Sermon delivered August 7, 2007
Ever been treated poorly? Co-workers don't respect you? Boss criticizes too much? Spouse doesn't appreciate you? People slander you by telling rumors and falsehoods? Discriminated against because of your faith and beliefs?
St. Paul the Apostle endured almost all of these things and worse. He was imprisoned, physically abused and punished for proclaiming the Gospel of Jesus Christ. This new Faith was directly at odds with the established pagan beliefs and rituals in Roman society. It challenged the man-made idols and silly beliefs in natural phenomena as manifestations of the divine. In today's Epistle Reading from the 10th Sunday of Matthew, 1 Corinthians 4:9-16, St. Paul identifies and names his new-found low-standing in society. He says that as apostles we are last, condemned to death, a spectacle (v.9), fools, weak, dishonored (v.10), reviled, persecuted (v.12), defamed, filth of the world, off-scouring of all things (v.13). Have you been made to feel like a fool, dishonored, defamed, and persecuted? What St. Paul experienced was so severe that it caused physical consequences of hunger, thirst, being poorly clothed, beaten and homeless (v.11).

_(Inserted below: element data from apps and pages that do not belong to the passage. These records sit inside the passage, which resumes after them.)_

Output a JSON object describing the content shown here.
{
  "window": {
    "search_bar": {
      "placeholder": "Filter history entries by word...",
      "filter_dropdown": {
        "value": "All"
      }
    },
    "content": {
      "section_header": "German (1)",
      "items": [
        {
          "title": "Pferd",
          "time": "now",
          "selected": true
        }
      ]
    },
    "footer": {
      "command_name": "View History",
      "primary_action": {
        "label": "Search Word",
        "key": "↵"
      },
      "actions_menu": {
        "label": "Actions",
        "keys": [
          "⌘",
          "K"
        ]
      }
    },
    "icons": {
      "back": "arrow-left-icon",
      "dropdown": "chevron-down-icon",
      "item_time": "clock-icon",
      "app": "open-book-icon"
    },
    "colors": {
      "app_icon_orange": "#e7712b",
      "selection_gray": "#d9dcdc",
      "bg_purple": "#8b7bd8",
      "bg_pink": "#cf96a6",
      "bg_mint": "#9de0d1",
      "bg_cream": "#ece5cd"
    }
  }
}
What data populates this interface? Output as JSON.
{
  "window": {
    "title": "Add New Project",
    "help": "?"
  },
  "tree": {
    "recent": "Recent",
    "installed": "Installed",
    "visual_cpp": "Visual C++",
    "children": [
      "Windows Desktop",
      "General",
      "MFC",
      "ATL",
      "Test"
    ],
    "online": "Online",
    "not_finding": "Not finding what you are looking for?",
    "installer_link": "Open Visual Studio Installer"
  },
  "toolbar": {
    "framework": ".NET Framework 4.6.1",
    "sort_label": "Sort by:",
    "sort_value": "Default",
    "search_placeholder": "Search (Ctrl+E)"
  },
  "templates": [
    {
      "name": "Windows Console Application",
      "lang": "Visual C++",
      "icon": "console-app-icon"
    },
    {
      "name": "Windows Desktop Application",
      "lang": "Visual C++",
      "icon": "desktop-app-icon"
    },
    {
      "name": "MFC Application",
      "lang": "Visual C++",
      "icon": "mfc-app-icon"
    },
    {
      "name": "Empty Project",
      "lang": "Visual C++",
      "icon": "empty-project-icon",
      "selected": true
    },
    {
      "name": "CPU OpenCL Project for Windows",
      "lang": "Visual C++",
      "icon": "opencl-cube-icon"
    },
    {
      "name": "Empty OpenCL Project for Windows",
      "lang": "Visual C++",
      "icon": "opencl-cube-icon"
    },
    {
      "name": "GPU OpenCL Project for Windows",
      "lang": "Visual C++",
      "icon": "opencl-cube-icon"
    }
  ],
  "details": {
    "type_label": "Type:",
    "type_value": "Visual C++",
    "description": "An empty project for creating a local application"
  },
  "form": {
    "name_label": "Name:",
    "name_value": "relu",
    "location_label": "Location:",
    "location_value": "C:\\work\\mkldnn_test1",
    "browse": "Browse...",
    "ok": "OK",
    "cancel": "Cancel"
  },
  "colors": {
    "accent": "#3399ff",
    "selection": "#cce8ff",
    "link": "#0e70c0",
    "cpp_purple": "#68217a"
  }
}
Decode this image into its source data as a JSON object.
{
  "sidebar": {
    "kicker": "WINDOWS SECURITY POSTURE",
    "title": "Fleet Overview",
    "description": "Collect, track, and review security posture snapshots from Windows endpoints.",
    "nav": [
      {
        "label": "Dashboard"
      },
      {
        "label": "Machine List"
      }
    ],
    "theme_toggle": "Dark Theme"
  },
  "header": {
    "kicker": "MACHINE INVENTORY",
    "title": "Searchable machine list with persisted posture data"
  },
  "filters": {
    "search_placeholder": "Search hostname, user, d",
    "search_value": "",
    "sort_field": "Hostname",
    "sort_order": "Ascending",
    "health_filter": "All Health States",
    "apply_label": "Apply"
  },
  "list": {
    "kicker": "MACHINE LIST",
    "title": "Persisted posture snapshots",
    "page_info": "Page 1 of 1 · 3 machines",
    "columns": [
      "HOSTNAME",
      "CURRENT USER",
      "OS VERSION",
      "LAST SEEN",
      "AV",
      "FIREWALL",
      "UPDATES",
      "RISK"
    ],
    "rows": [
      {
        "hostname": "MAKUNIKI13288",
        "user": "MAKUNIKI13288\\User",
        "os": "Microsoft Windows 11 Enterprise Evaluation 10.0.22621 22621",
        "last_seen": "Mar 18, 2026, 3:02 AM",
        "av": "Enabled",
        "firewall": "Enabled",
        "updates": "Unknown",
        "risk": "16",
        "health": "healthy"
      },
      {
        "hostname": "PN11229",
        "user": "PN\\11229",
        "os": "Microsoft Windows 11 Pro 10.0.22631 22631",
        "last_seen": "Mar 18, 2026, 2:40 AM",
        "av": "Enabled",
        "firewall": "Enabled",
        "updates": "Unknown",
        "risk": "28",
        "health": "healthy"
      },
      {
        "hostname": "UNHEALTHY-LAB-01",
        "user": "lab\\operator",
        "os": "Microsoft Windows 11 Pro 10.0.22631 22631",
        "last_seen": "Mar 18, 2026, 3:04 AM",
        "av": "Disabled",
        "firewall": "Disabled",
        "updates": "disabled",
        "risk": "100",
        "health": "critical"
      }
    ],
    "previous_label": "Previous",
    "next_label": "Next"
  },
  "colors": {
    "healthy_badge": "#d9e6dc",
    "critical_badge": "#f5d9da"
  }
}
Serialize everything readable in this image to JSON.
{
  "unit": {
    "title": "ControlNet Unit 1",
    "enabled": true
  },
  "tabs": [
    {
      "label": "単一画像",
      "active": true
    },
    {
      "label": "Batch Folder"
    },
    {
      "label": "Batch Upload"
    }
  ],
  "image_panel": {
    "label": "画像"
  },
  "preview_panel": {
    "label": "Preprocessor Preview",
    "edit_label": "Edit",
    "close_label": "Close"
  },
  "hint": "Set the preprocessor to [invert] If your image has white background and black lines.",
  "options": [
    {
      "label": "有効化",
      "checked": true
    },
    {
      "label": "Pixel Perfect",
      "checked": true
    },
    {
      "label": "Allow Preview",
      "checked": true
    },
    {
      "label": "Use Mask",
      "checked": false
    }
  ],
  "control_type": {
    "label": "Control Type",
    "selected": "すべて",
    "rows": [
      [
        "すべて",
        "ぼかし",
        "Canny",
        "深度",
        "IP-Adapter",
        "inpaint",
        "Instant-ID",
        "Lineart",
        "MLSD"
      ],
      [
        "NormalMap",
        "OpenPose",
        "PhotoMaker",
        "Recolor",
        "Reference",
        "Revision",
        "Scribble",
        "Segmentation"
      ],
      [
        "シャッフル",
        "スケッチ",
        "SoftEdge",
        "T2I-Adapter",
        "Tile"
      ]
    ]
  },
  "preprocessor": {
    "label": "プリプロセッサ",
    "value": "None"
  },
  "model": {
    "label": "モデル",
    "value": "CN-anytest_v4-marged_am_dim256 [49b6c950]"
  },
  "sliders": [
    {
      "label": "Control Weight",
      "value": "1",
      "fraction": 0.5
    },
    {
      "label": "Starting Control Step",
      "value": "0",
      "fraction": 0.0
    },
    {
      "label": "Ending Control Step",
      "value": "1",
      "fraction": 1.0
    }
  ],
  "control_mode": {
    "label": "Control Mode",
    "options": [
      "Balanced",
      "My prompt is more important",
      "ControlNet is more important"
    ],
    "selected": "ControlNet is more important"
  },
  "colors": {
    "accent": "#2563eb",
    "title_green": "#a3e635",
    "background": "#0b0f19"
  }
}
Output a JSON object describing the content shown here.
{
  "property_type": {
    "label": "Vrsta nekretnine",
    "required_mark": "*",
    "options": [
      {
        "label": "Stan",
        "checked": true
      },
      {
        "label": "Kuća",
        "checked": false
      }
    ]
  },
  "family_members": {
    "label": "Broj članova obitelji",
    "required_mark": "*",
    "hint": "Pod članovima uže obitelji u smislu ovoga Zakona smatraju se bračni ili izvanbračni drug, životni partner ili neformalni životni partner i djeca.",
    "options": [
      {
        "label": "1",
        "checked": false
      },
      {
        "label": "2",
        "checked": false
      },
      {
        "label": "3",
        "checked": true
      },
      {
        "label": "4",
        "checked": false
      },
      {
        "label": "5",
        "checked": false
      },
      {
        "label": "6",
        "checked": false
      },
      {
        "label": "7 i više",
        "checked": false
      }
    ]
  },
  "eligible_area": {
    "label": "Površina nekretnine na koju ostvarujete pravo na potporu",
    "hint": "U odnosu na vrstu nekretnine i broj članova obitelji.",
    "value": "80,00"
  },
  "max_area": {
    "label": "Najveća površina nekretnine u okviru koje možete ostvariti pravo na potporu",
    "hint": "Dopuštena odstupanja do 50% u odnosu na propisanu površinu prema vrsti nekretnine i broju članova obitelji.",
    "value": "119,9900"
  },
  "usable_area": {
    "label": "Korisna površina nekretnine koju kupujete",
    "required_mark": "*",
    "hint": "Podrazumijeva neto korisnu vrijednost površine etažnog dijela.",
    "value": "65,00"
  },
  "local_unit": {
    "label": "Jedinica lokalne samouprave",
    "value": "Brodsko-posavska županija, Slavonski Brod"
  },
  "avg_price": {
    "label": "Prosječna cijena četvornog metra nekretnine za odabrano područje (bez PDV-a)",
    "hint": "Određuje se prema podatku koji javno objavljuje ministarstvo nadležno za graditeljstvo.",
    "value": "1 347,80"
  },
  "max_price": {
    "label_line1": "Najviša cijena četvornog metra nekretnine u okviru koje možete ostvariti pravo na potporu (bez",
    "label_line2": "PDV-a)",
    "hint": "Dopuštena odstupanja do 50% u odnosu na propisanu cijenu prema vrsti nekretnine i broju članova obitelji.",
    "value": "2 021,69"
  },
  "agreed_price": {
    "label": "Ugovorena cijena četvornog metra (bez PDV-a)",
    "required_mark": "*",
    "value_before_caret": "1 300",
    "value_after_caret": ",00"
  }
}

How do we respond to this negative behavior? Somewhat instinctively we often return the same. You say something bad about me, I will say something bad about you. You say something hurtful to me, I'll say something hurtful to you. We may even escalate the affair to make our point. You hit me, I will smash you. Sadly, we know this occurs between children on the playgrounds and in the hallways of our schools. Some kids never grow up and it continues in the boardrooms and cafeterias of companies and corporations. Tragically, it also happens in pews and social halls of churches. Some of what St. Paul wrote in his letter was referring to Christians in Corinth.
How should we respond to this inappropriate, abusive and corrosive behavior? St. Paul gives us simple instructions in verse 12-13. He says "being reviled, we bless; being persecuted we endure; and being defamed, we entreat."
- Reviled (loidoroumenoi) means "to be addressed or spoken of abusively". We respond by blessing (eulogoumen) which literally means "to speak with good words."
- Persecuted (diokomenoi) means "to be pursued and harassed with oppressive treatment." The Greek has a connotation of "to be chased off or driven away." We respond with endurance (anexometha) which means "to bear with patience or tolerate."
- Defamed (dusphemoumenoi) basically means "to be slandered; to have your good name, reputation attacked by uttering or publishing malicious or false accusations." We respond with entreaty (parakaloumen) which means "to make earnest request, petition or supplication." The Greek connotation means also "to pray." (It's related to the word "Paraklesis", the title of the services we celebrate often during the fifteen days preceding the Feast of the Dormition of the Mother of God.)
In these instructions, St. Paul is teaching what Christ Himself taught in Matthew 5:43-44 "You have heard that it was said, 'You shall love your neighbor and hate your enemy.' (Lev.19:18; Dt.23:3-6) But I say to you, love your enemies, bless those who persecute you, do good to those who hate you and pray for those who spitefully use you and persecute you." St. Peter reinforces the teaching by saying, "Do not repay evil with evil or insult with insult but with blessing because to this you were called so that you may inherit a blessing" (1Peter 3:9). St. Paul also says, "Make sure that nobody pays back wrong for wrong, but always try to be kind to each other and to everyone else" (1Thessalonians 5:15). And quoting Proverbs, "If your enemy is hungry, feed him; If he is thirsty, give him a drink; For in so doing you will heap coals of fire on his head" (Pr.25:21-22). Do not be overcome by evil, but overcome evil with good." (Romans 12:20-21).
In this last passage we understand that St. Paul's instructions on how to respond to revilement, persecution and defamation did not give implicit or tacit approval to this ungodly behavior. Rather, he shows how the cycle of inappropriate and disrespectful words and actions can be ended. If we return slander for slander, then the evil from the other person has overcome and infected us. Let's end the cycle of evil in our lives. Let's end it here in our parish community. Because people are free, because the devil is free to work in this world, we will never completely eliminate revilement, persecution and defamation. However, these horribly hurtful and divisive tools can be stopped at our doorstep, they can be turned away from our home. When you hear bad words about yourself or others, be patient, speak good words and remember to pray for all people. Amen.
Fr. Richard Demetrius Andrews is the pastor of St. George Greek Orthodox Church in St. Paul, Minnesota. Fr. Andrews is the past president of Minnesota Eastern Orthodox Christian Clergy Association (MEOCCA), and a volunteer chaplain with the St. Paul Police Department.